Do Your Genes Experience Seasons?

It’s that wonderful time of year when the leaves start to change colors, the cool brisk breeze begins to pick up, and the pumpkin spice lattes make their first appearances. That’s right, it’s fall, that glorious season that marks the end of summer and the beginning of those colder months. There’s no doubt that a change of seasons brings with it other forms of change as well, but what does a change in season mean for our genes?

While it might seem absurd at first, recent research has actually proven that seasons have a massive effect on how our genes function within our bodies. Upon thinking on it further, it makes sense that there would be a deep molecular change within us that comes about with a change in season. After all, trees lose their leaves, many animals begin to grow their winter coats, birds prepare for a massive journey south. We all primal genetic code, so why wouldn’t our genes vary with the seasons?
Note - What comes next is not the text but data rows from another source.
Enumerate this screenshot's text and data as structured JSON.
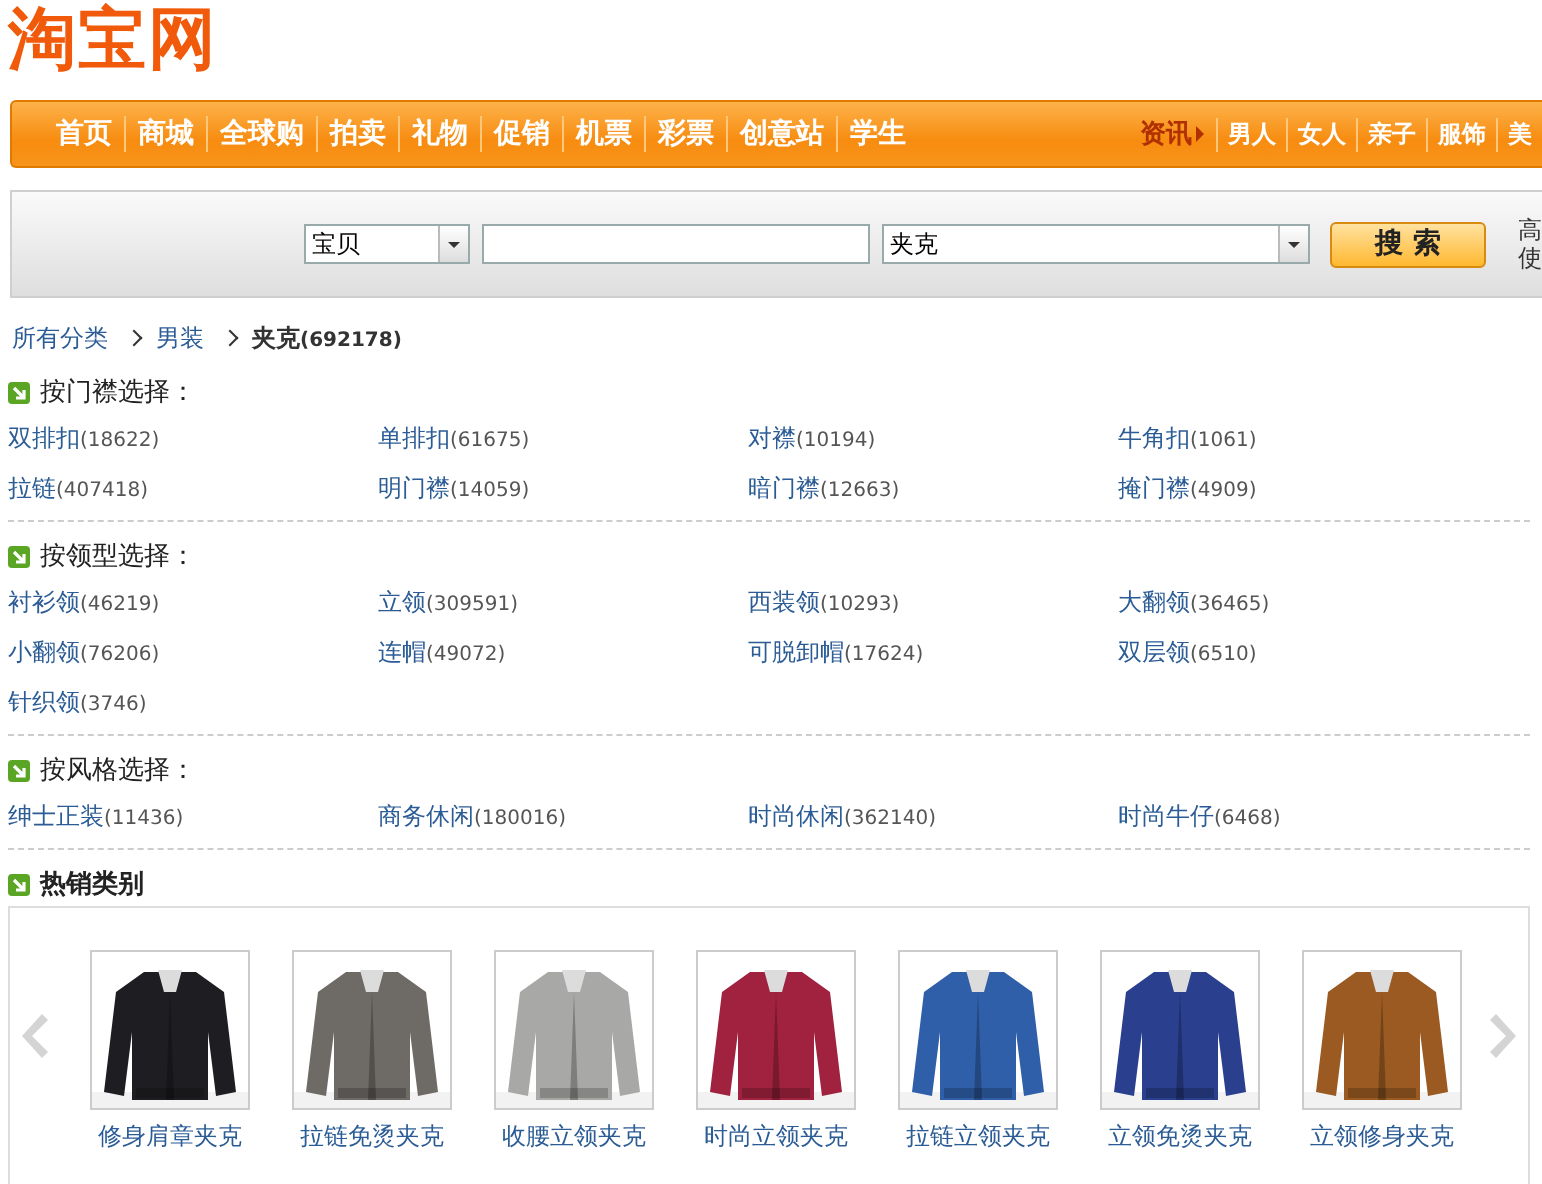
{
  "logo": "淘宝网",
  "nav": {
    "items": [
      "首页",
      "商城",
      "全球购",
      "拍卖",
      "礼物",
      "促销",
      "机票",
      "彩票",
      "创意站",
      "学生"
    ],
    "side_label": "资讯",
    "side_items": [
      "男人",
      "女人",
      "亲子",
      "服饰",
      "美"
    ]
  },
  "search": {
    "scope": "宝贝",
    "category": "夹克",
    "button": "搜 索",
    "side_text": [
      "高",
      "使"
    ]
  },
  "breadcrumb": [
    {
      "label": "所有分类",
      "current": false
    },
    {
      "label": "男装",
      "current": false
    },
    {
      "label": "夹克",
      "count": "(692178)",
      "current": true
    }
  ],
  "filters": [
    {
      "title": "按门襟选择：",
      "options": [
        {
          "label": "双排扣",
          "count": "(18622)"
        },
        {
          "label": "单排扣",
          "count": "(61675)"
        },
        {
          "label": "对襟",
          "count": "(10194)"
        },
        {
          "label": "牛角扣",
          "count": "(1061)"
        },
        {
          "label": "拉链",
          "count": "(407418)"
        },
        {
          "label": "明门襟",
          "count": "(14059)"
        },
        {
          "label": "暗门襟",
          "count": "(12663)"
        },
        {
          "label": "掩门襟",
          "count": "(4909)"
        }
      ]
    },
    {
      "title": "按领型选择：",
      "options": [
        {
          "label": "衬衫领",
          "count": "(46219)"
        },
        {
          "label": "立领",
          "count": "(309591)"
        },
        {
          "label": "西装领",
          "count": "(10293)"
        },
        {
          "label": "大翻领",
          "count": "(36465)"
        },
        {
          "label": "小翻领",
          "count": "(76206)"
        },
        {
          "label": "连帽",
          "count": "(49072)"
        },
        {
          "label": "可脱卸帽",
          "count": "(17624)"
        },
        {
          "label": "双层领",
          "count": "(6510)"
        },
        {
          "label": "针织领",
          "count": "(3746)"
        }
      ]
    },
    {
      "title": "按风格选择：",
      "options": [
        {
          "label": "绅士正装",
          "count": "(11436)"
        },
        {
          "label": "商务休闲",
          "count": "(180016)"
        },
        {
          "label": "时尚休闲",
          "count": "(362140)"
        },
        {
          "label": "时尚牛仔",
          "count": "(6468)"
        }
      ]
    }
  ],
  "hot": {
    "title": "热销类别",
    "products": [
      {
        "name": "修身肩章夹克",
        "kind": "picture"
      },
      {
        "name": "拉链免烫夹克",
        "kind": "picture"
      },
      {
        "name": "收腰立领夹克",
        "kind": "picture"
      },
      {
        "name": "时尚立领夹克",
        "kind": "picture"
      },
      {
        "name": "拉链立领夹克",
        "kind": "picture"
      },
      {
        "name": "立领免烫夹克",
        "kind": "picture"
      },
      {
        "name": "立领修身夹克",
        "kind": "picture"
      }
    ]
  }
}
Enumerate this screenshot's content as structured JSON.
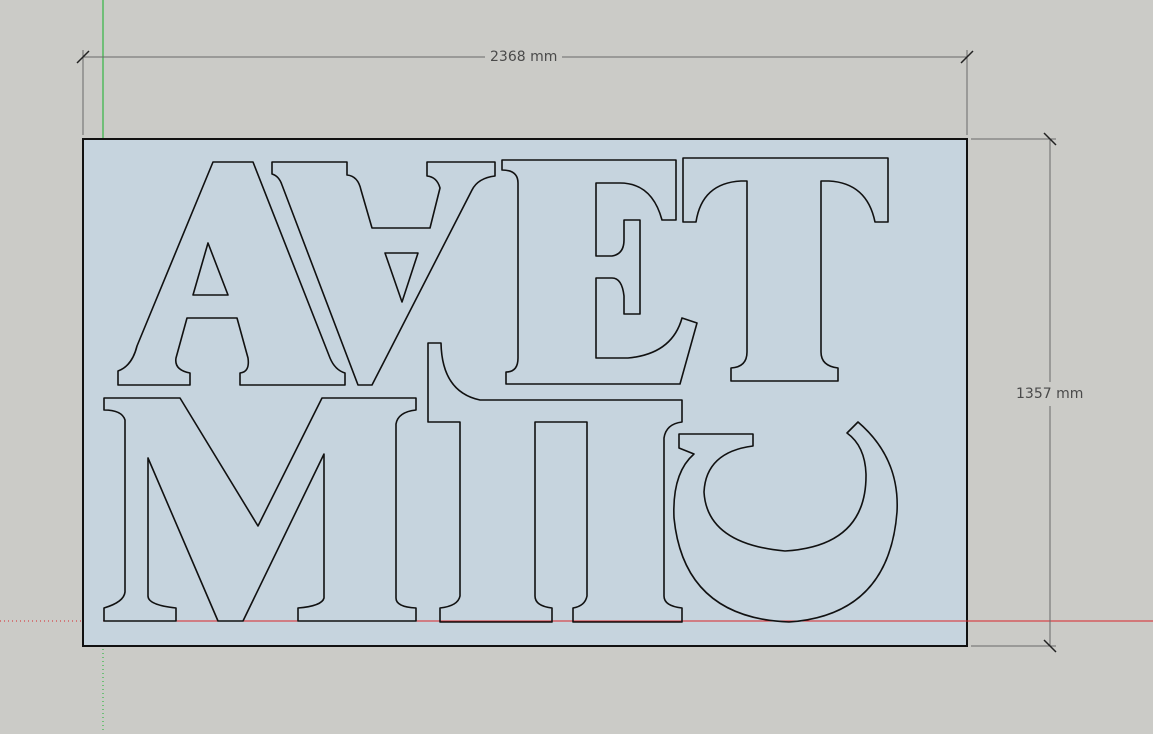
{
  "viewport": {
    "background": "#cbcbc7",
    "panel_fill": "#c6d4de",
    "outline_color": "#111111",
    "axis_red": "#d9262b",
    "axis_green": "#16b12a",
    "dimension_color": "#6a6a6a"
  },
  "dimensions": {
    "width_label": "2368 mm",
    "height_label": "1357 mm"
  }
}
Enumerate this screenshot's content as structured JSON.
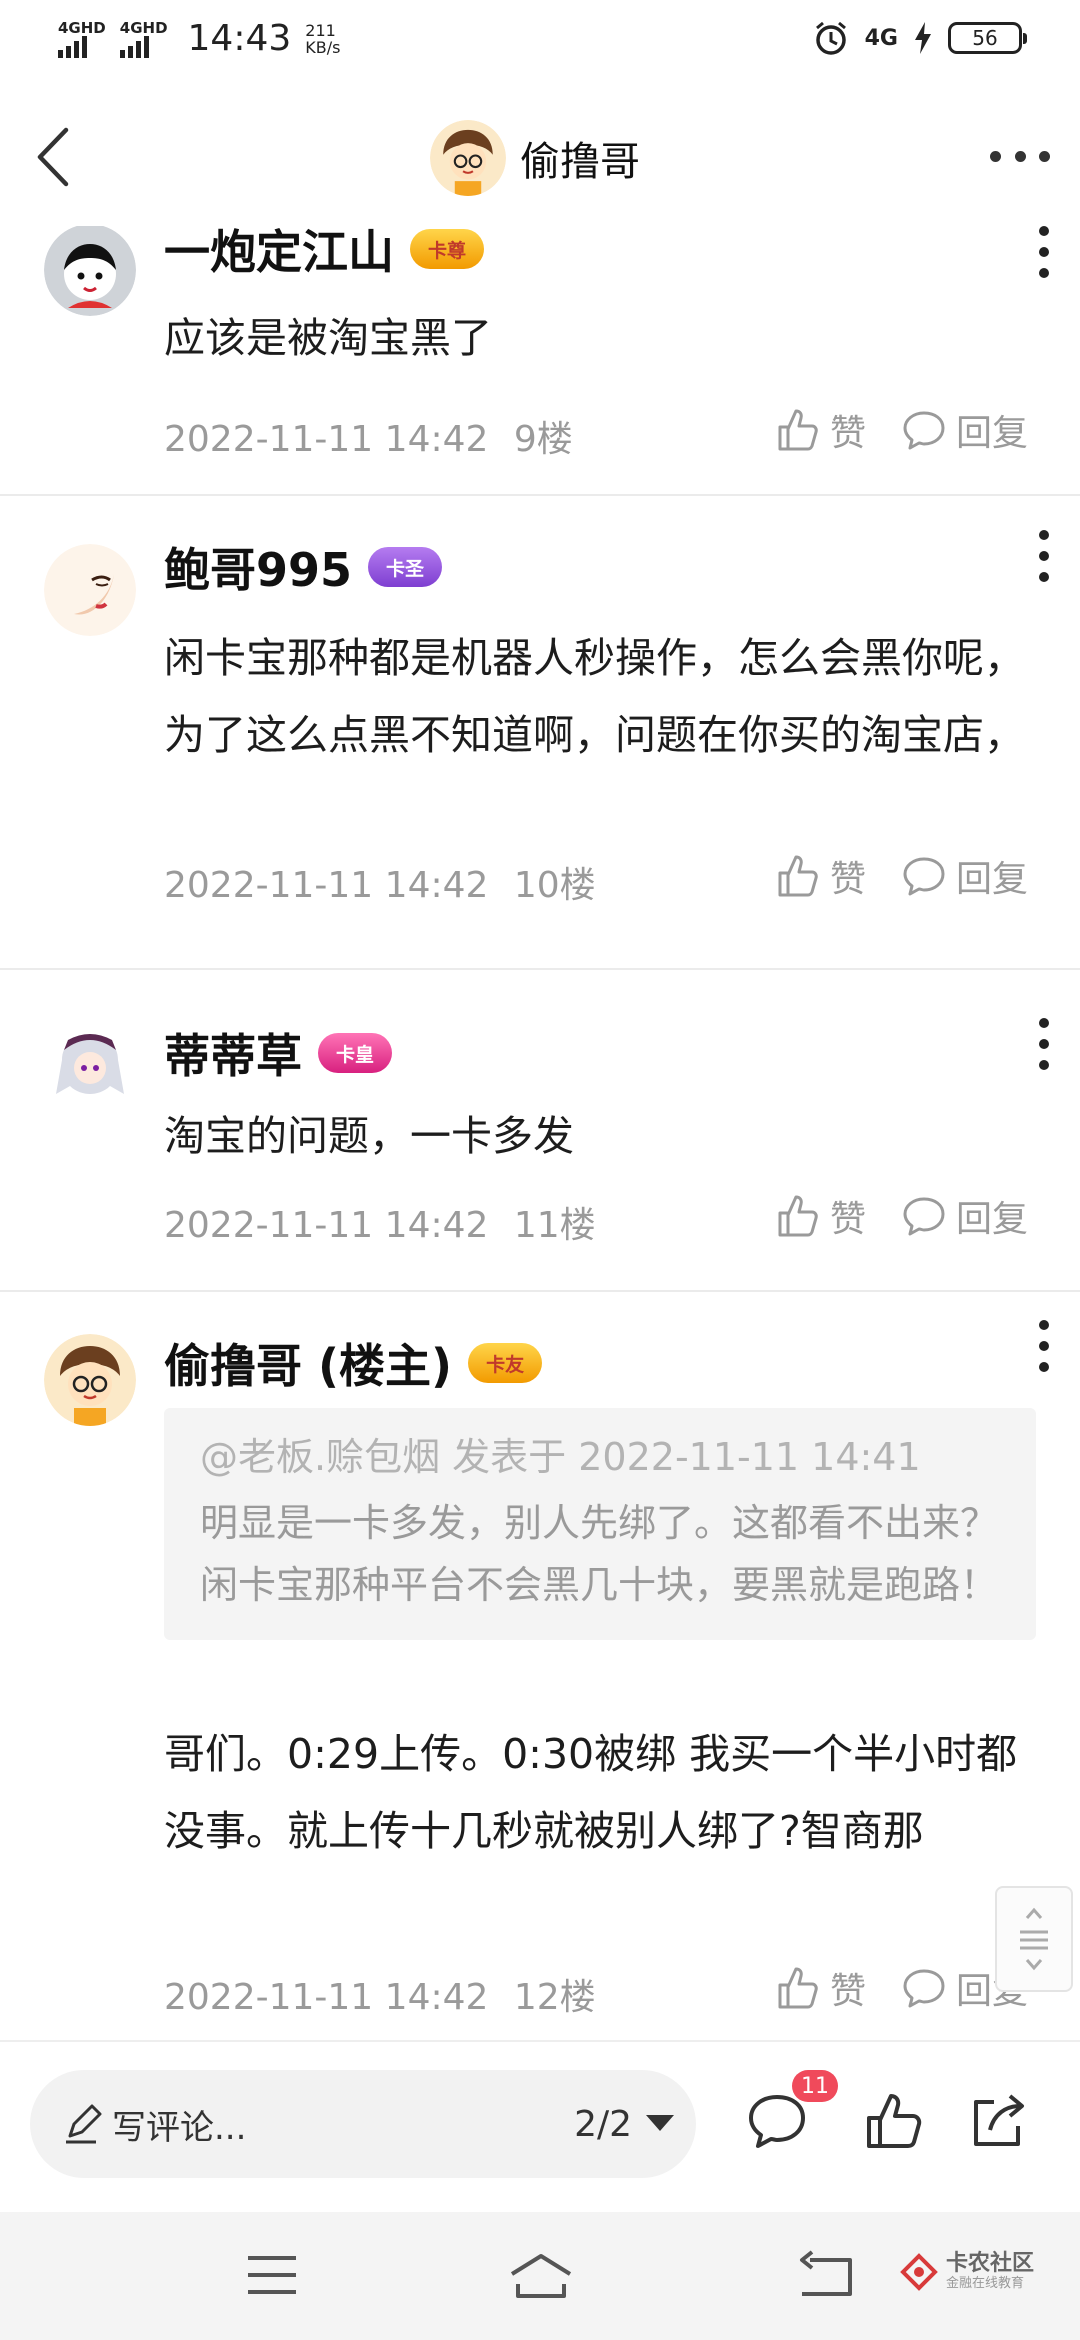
{
  "status_bar": {
    "sim1": "4GHD",
    "sim2": "4GHD",
    "time": "14:43",
    "speed_value": "211",
    "speed_unit": "KB/s",
    "network": "4G",
    "battery": "56"
  },
  "header": {
    "title": "偷撸哥"
  },
  "comments": [
    {
      "username": "一炮定江山",
      "badge": "卡尊",
      "text": "应该是被淘宝黑了",
      "time": "2022-11-11 14:42",
      "floor": "9楼"
    },
    {
      "username": "鲍哥995",
      "badge": "卡圣",
      "text": "闲卡宝那种都是机器人秒操作，怎么会黑你呢，为了这么点黑不知道啊，问题在你买的淘宝店，",
      "time": "2022-11-11 14:42",
      "floor": "10楼"
    },
    {
      "username": "蒂蒂草",
      "badge": "卡皇",
      "text": "淘宝的问题，一卡多发",
      "time": "2022-11-11 14:42",
      "floor": "11楼"
    },
    {
      "username": "偷撸哥 (楼主)",
      "badge": "卡友",
      "quote_head": "@老板.赊包烟 发表于 2022-11-11 14:41",
      "quote_body": "明显是一卡多发，别人先绑了。这都看不出来？闲卡宝那种平台不会黑几十块，要黑就是跑路！",
      "text": "哥们。0:29上传。0:30被绑 我买一个半小时都没事。就上传十几秒就被别人绑了?智商那",
      "time": "2022-11-11 14:42",
      "floor": "12楼"
    }
  ],
  "actions": {
    "like": "赞",
    "reply": "回复"
  },
  "bottom_bar": {
    "placeholder": "写评论...",
    "pages": "2/2",
    "comment_count": "11"
  },
  "watermark": {
    "title": "卡农社区",
    "subtitle": "金融在线教育"
  },
  "icons": {
    "like": "thumbs-up-icon",
    "reply": "speech-bubble-icon",
    "share": "share-icon",
    "more": "more-dots-icon"
  }
}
In a study conducted at Cambridge University, more than 16,000 people from around the world were tested to see how their genes might vary season to season. Samples of blood and tissue were taken throughout the year and 22,000 genes were analyzed (that’s nearly all of the genes that we understand the function of). The results of the study found that nearly a quarter of those genes showed clear signs of seasonal variation, meaning that their function changed with the seasons. In specific, genes that had a connection with the immune system and inflammation showed a significant increase in function during colder months. This would make sense when thinking about the increase in viral infections that occur in concurrence with the cold winter months. Our genes would have evolved to increase immune function during these months in order to better fight illness like cold or flu.

And just to prove that the changes in our genes that mirror changes in the seasons aren’t flukes, the study showed that these changes in our genes vary based on where we live, because seasons vary location to location. Genes involved in immunity and inflammation are more active during December-February for people living in the northern hemisphere and more active from June-August for people living in the southern hemisphere. For people living in consistently warm or consistently cold climates, those patterns vary as well. Those living close to the equator where the climate tends to stay at a steady temperature year round exhibit gene variation around the rainy season when illness becomes more prevalent and mosquito born disease such as malaria becomes rampant. On the flip side, people living in cold environments like Iceland  show little to no seasonal variation in gene function because they lack a seasonal variation in disease.

While this seasonal variation in gene function developed as a tool for survival, there is evidence that this increased function may also be contributing to seasonal flare ups of inflammatory diseases including heart disease, type-1 diabetes, and arthritis. In the UK especially, the medical community sees a significant increase in these diseases during colder months when the immune system kicks into over drive and has the potential to attack the body itself. Professor Tim Spector of King’s College London says that the gut micro biome could also play a huge role in these disease flare ups as the gut micro biome changes seasonally as well. Of course, it’s nearly impossible to single out any one cause for these diseases, but seasonal gene variation certainly plays a role.

Evolutionarily speaking, seasonal changes in gene function would have been an advantage to humans, helping them fight off disease in times of need, but also helping them to conserve energy by varying the function of genes that relate to metabolism in order conserve energy during colder months or times of limited food. Although some of these seasonal gene variations may no longer be relevant due to our ability to alter our climate with AC or our year round access to food, some seasonal changes are still greatly appreciated. You can remember to thank your genes the next time flu and cold season rolls around and you manage to stay healthy and make it through to Spring.